Problem requirements —
When you find the word "right" in a line of the entries, please copy the whole line.

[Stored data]
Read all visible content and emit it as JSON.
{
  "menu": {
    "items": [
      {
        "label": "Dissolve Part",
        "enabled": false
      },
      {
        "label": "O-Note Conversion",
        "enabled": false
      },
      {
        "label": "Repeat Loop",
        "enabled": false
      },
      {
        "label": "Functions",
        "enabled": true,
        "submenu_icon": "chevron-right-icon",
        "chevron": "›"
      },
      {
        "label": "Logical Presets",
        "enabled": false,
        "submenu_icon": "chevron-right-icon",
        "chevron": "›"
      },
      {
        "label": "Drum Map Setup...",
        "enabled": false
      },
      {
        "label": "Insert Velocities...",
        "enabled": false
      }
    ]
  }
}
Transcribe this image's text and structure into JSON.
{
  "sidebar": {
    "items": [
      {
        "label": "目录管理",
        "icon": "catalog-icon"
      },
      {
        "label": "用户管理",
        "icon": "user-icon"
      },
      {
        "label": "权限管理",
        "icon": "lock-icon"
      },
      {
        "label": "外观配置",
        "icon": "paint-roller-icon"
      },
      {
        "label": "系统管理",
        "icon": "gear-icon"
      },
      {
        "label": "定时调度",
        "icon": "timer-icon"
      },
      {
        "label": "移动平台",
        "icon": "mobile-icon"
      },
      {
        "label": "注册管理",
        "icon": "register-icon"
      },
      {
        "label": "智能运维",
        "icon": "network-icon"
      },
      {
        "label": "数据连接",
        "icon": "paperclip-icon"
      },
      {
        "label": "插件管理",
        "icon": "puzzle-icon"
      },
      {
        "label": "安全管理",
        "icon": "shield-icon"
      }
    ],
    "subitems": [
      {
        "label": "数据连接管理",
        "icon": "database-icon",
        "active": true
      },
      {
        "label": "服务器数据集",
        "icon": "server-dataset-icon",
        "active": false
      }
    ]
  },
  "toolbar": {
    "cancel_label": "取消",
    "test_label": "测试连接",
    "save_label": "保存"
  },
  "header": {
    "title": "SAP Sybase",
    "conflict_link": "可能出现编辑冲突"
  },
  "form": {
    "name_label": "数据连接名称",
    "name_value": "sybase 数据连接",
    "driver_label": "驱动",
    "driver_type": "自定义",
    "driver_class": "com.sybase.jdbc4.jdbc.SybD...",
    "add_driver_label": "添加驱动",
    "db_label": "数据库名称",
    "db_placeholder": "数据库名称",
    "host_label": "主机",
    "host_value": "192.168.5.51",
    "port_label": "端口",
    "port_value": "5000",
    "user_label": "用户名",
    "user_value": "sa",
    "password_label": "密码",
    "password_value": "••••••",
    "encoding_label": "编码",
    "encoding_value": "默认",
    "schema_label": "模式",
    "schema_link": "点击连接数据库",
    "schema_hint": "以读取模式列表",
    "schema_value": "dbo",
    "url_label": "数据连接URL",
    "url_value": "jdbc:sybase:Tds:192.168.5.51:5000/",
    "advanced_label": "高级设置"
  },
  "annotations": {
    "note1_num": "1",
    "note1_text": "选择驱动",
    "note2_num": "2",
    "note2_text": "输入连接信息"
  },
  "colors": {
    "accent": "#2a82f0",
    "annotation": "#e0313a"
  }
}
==
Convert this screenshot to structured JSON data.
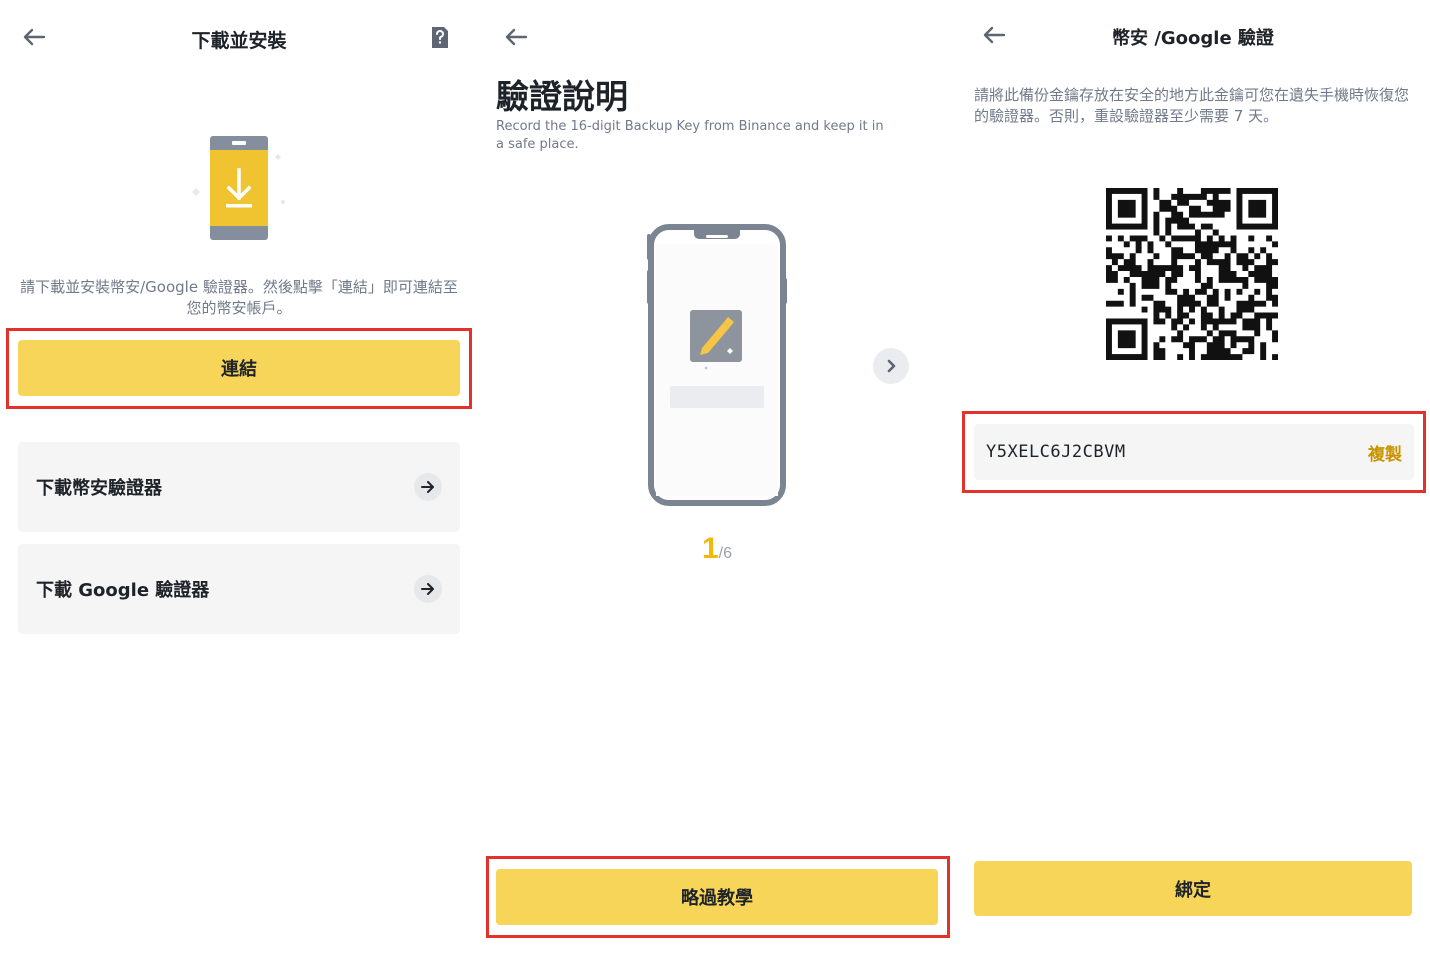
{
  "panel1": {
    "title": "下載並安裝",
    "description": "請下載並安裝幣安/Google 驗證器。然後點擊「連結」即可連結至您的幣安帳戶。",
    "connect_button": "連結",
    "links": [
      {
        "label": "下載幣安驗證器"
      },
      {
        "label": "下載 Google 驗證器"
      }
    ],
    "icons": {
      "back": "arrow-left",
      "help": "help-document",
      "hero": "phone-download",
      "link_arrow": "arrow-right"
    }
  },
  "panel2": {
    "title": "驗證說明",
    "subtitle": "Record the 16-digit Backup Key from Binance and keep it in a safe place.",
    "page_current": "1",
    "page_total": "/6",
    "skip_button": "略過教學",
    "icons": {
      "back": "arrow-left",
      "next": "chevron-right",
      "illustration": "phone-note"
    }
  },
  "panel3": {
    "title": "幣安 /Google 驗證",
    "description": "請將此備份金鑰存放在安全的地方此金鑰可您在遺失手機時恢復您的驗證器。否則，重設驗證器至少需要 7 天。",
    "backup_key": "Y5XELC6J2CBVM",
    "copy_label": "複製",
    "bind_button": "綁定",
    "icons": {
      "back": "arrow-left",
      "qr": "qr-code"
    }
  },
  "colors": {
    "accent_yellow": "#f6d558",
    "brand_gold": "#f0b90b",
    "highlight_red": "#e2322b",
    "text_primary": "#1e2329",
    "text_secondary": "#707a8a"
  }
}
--
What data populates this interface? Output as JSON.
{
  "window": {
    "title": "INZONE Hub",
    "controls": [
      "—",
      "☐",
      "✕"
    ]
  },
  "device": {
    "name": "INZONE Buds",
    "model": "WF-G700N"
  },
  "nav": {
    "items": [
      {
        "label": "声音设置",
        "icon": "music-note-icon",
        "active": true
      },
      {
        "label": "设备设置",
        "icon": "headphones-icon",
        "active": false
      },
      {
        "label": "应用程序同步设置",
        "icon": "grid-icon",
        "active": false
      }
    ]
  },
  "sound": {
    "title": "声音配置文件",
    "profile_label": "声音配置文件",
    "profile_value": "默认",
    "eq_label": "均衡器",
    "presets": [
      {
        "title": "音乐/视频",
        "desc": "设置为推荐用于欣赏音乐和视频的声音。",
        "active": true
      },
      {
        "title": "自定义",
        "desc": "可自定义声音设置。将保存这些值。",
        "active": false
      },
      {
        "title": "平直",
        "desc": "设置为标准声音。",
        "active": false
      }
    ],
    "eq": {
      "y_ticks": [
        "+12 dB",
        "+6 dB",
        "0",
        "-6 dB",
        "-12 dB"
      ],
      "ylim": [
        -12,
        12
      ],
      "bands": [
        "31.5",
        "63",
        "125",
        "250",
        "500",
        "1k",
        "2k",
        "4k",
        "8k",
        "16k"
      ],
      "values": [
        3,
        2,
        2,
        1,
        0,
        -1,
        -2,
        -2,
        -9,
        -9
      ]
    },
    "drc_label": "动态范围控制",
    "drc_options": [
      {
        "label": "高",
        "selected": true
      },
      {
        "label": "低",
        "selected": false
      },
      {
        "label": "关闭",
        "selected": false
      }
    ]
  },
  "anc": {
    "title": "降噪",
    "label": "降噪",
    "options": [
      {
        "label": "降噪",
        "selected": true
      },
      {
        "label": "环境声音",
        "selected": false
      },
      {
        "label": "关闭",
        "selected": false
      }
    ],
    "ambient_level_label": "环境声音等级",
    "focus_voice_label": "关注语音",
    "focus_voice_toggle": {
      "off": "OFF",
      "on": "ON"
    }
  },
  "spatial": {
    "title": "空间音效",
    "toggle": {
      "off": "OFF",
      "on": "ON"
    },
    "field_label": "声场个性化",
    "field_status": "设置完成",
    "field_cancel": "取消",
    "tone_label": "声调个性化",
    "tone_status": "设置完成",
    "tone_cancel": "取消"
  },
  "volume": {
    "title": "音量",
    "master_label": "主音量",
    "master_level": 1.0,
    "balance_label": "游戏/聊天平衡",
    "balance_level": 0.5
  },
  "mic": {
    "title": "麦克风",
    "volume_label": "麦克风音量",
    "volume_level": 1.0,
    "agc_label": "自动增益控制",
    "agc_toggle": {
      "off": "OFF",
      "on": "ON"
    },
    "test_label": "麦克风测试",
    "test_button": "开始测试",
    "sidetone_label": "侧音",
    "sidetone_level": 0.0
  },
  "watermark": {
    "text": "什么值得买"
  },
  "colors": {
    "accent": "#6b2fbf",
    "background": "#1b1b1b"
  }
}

Problem solution —
        "submenu_icon": "chevron-right-icon",
        "submenu_icon": "chevron-right-icon",
      "link_arrow": "arrow-right"
      "next": "chevron-right",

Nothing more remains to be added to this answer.